The death of the XP and the banks’ reluctance to upgrade their ATMs is a revealing stance. Instead of MSFT getting a large sales increase for Windows 7 or 8, it may be that the banks are taking a patient view, weighing their alternatives, and finding less high-priced, more advanced, and more appealing patron merchandise.
Nobody likes status at an ATM kiosk and the threat of feasible hacking into their bank accounts through an ATM. Apple and Google, over again, are on the leading edge of more moderen technology, which can be a displacement and disruptive technology for the ATM industry.
VMware is a leading cloud-era employer that is working on a digital ATM. Diebold and KAL run on a digital ATM, but each method is completely contrary. KAL is running on a gadget that could take away cash and replace it with vouchers. Diebold is linking far-off ATM places to a single machine. Each Diebold run ATM would function as an individual coins gadget, but the processing and records would run at the Cloud and now not within the ATM device because it does with the XP.
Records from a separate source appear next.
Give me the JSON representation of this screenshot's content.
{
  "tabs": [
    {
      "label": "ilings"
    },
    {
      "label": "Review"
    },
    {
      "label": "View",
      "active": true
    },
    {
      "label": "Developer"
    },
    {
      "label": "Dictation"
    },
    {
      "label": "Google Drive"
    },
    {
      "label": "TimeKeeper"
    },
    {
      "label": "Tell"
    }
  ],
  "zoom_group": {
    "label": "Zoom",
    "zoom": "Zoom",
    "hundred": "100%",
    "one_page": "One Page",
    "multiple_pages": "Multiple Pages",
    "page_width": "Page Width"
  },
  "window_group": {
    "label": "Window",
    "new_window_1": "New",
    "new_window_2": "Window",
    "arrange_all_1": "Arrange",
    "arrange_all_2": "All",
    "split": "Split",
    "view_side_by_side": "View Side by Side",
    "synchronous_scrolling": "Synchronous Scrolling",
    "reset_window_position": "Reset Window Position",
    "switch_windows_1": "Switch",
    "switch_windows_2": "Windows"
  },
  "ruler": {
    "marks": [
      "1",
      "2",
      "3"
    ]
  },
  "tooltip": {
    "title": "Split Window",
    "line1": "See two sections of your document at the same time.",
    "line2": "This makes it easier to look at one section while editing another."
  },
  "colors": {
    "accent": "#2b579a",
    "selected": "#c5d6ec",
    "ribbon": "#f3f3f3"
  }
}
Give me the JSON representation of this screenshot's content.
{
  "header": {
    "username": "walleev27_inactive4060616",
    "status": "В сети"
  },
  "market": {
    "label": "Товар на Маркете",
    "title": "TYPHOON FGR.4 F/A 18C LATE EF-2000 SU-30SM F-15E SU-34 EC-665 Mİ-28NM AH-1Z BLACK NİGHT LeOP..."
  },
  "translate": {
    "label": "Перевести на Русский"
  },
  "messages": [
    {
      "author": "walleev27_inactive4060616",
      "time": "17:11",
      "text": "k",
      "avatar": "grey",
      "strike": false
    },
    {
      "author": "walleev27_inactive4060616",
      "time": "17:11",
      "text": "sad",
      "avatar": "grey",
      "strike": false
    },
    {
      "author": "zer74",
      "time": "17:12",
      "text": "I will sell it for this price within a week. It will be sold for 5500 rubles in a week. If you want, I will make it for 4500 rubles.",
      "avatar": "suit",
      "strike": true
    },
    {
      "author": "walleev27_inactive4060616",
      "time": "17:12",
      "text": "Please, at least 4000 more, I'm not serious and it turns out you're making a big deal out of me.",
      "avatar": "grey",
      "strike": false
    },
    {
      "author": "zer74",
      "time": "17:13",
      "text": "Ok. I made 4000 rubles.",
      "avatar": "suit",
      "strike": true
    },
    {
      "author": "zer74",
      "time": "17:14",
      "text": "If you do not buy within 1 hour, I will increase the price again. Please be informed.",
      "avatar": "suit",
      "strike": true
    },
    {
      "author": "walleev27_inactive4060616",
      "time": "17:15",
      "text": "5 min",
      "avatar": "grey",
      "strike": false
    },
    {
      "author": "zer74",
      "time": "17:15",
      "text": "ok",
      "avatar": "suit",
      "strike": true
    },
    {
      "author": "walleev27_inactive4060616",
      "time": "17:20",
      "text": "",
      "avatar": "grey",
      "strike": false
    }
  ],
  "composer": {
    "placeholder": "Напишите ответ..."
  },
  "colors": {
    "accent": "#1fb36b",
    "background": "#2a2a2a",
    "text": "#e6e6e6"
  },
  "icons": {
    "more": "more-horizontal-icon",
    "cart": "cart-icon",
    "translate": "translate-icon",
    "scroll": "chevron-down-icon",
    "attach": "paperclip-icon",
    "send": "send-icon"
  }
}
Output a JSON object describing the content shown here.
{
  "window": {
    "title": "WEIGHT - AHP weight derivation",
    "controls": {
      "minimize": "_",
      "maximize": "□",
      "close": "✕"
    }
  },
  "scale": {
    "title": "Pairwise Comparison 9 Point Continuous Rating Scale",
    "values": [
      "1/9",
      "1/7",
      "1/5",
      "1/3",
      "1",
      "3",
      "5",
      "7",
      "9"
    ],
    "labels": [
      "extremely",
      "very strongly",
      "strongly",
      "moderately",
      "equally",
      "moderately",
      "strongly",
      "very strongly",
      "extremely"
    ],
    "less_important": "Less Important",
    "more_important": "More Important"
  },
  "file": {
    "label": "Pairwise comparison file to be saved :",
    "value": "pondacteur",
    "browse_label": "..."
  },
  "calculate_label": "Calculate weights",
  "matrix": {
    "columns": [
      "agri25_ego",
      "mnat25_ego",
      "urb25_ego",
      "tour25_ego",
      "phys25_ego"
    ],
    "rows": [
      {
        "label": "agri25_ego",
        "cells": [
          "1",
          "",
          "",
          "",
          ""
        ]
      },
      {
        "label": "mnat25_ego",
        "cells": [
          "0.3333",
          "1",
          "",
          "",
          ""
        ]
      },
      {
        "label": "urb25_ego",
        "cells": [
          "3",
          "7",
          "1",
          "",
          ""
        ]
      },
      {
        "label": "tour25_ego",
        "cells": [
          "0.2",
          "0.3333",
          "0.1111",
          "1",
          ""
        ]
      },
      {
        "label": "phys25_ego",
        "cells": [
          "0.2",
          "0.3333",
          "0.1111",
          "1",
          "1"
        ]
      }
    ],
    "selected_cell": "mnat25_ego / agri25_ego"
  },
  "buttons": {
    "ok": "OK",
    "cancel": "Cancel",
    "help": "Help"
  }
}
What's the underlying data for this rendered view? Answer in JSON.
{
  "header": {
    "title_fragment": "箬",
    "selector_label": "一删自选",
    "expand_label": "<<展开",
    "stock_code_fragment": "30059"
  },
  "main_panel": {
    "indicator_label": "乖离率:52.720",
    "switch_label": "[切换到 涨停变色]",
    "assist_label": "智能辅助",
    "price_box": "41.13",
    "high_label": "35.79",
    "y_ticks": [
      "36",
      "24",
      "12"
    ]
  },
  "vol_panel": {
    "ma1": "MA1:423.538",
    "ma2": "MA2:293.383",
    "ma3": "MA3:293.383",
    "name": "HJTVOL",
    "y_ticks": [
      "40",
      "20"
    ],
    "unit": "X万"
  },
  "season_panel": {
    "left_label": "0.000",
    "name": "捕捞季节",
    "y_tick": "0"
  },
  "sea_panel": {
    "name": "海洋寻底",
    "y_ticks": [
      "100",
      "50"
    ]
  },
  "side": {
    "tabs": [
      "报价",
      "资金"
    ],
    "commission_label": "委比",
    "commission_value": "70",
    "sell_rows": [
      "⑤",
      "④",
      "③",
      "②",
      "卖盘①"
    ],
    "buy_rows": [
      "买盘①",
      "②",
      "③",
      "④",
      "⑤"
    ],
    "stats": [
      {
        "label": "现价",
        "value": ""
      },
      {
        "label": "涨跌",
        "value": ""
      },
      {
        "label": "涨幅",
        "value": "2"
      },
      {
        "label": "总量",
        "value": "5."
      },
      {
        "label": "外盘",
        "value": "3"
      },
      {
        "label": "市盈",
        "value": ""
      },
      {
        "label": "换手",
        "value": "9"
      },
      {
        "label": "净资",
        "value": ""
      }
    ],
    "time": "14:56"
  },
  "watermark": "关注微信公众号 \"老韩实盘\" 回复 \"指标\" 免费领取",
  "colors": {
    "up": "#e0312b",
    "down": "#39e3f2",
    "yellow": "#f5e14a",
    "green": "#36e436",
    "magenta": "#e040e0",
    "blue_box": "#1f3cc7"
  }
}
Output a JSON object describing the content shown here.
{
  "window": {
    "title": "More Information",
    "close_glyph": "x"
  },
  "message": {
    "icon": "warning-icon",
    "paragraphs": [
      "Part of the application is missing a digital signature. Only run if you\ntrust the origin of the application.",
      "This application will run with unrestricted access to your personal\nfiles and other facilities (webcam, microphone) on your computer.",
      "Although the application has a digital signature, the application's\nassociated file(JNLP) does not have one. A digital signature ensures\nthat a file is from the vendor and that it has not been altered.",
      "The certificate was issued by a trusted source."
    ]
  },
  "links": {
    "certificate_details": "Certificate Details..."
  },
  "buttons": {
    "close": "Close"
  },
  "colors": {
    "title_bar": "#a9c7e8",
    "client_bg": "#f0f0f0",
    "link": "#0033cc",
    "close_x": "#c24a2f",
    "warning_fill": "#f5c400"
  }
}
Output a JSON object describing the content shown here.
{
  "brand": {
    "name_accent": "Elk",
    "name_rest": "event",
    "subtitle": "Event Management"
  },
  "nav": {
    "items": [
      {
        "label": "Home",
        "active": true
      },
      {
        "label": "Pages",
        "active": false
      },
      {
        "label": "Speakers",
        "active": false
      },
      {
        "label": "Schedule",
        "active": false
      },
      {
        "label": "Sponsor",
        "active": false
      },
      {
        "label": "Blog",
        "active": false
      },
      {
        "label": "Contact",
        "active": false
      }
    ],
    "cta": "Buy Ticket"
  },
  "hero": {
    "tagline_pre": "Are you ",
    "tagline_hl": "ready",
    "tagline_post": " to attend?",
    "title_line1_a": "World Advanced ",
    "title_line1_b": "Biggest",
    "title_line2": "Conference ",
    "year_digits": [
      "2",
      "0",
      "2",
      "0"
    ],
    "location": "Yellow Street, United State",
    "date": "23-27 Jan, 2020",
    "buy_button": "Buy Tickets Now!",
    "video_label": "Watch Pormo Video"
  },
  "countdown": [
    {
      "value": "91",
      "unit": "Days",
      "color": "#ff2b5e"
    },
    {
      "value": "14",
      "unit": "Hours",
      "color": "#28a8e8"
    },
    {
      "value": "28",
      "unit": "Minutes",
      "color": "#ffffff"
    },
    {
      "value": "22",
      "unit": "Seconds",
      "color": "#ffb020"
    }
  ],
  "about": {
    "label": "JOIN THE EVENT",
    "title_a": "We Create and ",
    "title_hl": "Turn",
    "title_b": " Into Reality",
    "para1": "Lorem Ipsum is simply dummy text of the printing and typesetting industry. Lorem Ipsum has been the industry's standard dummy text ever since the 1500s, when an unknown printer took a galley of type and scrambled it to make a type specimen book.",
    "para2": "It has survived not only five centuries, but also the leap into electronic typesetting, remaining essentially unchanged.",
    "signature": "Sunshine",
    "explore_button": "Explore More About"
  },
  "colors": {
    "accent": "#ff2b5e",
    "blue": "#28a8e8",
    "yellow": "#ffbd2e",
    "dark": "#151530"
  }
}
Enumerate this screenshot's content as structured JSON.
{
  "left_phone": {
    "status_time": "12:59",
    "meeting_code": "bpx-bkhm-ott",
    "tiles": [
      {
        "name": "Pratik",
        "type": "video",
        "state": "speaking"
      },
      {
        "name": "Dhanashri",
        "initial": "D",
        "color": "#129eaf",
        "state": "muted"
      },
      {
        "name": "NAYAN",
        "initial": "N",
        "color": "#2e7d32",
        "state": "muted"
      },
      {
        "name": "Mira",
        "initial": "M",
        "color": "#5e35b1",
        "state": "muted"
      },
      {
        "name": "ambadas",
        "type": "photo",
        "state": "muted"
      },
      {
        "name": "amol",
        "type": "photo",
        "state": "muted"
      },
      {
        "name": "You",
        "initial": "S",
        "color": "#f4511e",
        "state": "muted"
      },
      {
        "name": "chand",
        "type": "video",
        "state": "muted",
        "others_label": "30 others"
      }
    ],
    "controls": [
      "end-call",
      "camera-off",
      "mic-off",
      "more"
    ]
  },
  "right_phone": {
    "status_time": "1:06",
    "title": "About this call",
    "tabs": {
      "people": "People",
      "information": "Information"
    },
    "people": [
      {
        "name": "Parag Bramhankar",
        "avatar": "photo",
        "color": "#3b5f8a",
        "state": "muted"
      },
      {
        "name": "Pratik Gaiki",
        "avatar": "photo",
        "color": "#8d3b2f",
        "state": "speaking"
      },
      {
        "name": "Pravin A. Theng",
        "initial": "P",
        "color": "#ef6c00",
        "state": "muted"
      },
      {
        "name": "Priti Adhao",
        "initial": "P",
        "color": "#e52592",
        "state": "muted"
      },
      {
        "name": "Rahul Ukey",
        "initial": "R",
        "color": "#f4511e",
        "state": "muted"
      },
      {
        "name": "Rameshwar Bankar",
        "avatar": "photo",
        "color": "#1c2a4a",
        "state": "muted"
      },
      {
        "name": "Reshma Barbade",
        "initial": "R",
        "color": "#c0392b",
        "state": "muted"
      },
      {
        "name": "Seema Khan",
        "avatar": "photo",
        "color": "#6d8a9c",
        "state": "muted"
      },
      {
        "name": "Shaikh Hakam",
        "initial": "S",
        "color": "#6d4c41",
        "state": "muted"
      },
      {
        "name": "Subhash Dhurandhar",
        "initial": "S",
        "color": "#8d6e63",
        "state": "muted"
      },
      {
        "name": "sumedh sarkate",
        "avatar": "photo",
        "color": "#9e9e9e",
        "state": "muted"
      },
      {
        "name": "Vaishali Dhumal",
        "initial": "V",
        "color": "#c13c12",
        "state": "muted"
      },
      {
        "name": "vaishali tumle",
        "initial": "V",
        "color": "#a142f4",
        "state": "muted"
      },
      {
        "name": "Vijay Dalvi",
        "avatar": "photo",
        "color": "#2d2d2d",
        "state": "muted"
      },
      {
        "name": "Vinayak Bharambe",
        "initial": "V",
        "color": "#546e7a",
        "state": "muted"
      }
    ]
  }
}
While each XP consumer, from individuals and small organizations to big enterprises, has now to recall the danger of an unsupported working machine, the cloud technology businesses are moving ahead to find a higher solution than just upgrading to the contemporary MSFT working system. The cloud era will be below even harsher scrutiny as groups make a pivotal choice concerning XP and whether they purchase a new Windows working system OR if they abandon the PC framework and head to the Cloud.
This is a pivotal moment for Microsoft, assuming thousands and thousands of users will sincerely upgrade to Windows 7 or eight. It is a golden opportunity for Google, Apple, and other groups to seize the moment. How this all unfolds over the subsequent year or two will ultimately determine the destiny of Microsoft.